[Data for this exercise — start]

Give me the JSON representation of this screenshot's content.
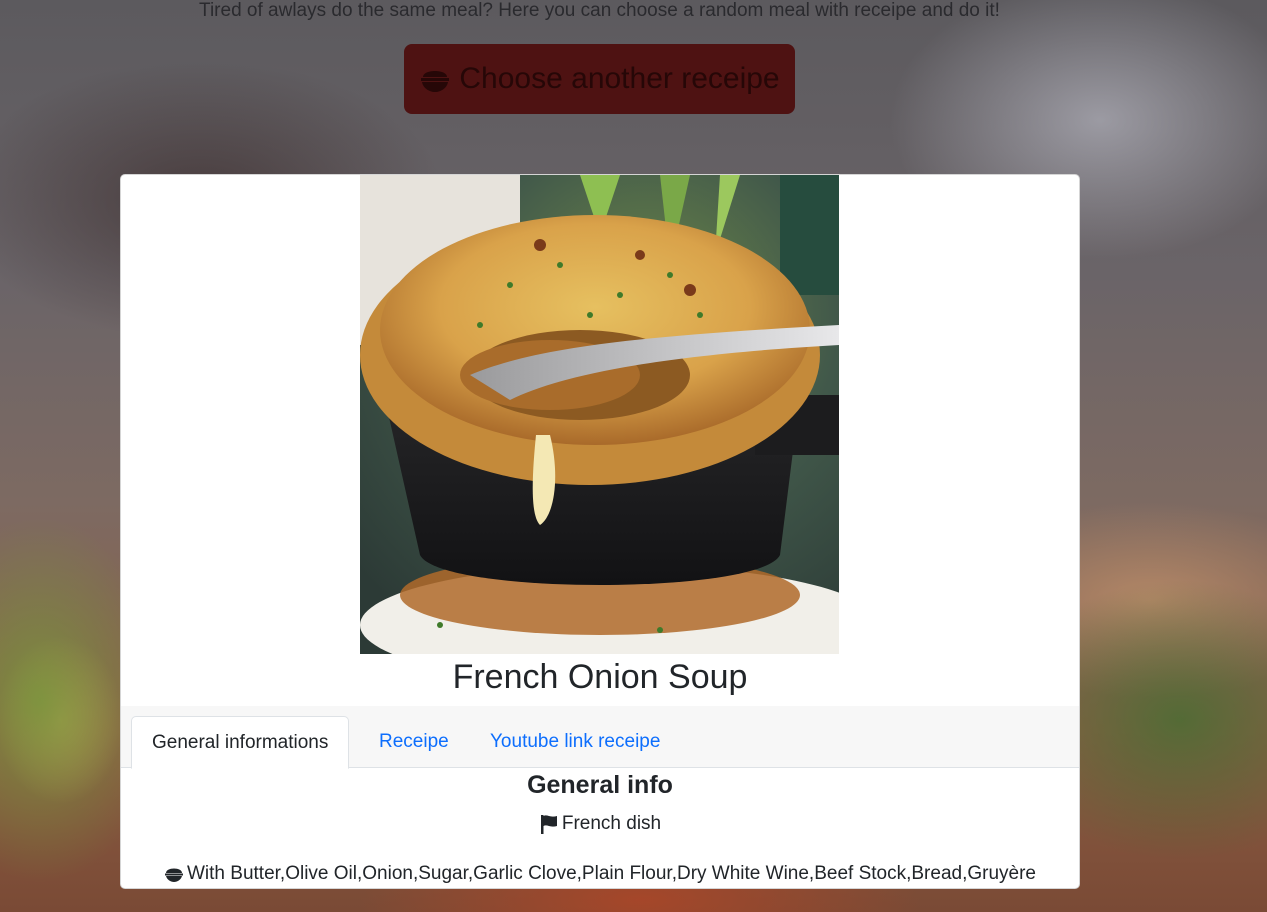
{
  "header": {
    "tagline": "Tired of awlays do the same meal? Here you can choose a random meal with receipe and do it!",
    "choose_button_label": "Choose another receipe"
  },
  "meal": {
    "title": "French Onion Soup",
    "image_icon": "meal-photo"
  },
  "tabs": [
    {
      "label": "General informations",
      "active": true
    },
    {
      "label": "Receipe",
      "active": false
    },
    {
      "label": "Youtube link receipe",
      "active": false
    }
  ],
  "general_info": {
    "heading": "General info",
    "origin": "French dish",
    "origin_icon": "flag-icon",
    "ingredients": "With Butter,Olive Oil,Onion,Sugar,Garlic Clove,Plain Flour,Dry White Wine,Beef Stock,Bread,Gruyère",
    "ingredients_icon": "bowl-icon"
  },
  "colors": {
    "button_bg": "#4e1212",
    "link": "#0d6efd",
    "text": "#212529"
  }
}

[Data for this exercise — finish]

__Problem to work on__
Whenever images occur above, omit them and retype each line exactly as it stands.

__Answer for this exercise__
Give me the JSON representation of this screenshot's content.
{
  "header": {
    "tagline": "Tired of awlays do the same meal? Here you can choose a random meal with receipe and do it!",
    "choose_button_label": "Choose another receipe"
  },
  "meal": {
    "title": "French Onion Soup",
    "image_icon": "meal-photo"
  },
  "tabs": [
    {
      "label": "General informations",
      "active": true
    },
    {
      "label": "Receipe",
      "active": false
    },
    {
      "label": "Youtube link receipe",
      "active": false
    }
  ],
  "general_info": {
    "heading": "General info",
    "origin": "French dish",
    "origin_icon": "flag-icon",
    "ingredients": "With Butter,Olive Oil,Onion,Sugar,Garlic Clove,Plain Flour,Dry White Wine,Beef Stock,Bread,Gruyère",
    "ingredients_icon": "bowl-icon"
  },
  "colors": {
    "button_bg": "#4e1212",
    "link": "#0d6efd",
    "text": "#212529"
  }
}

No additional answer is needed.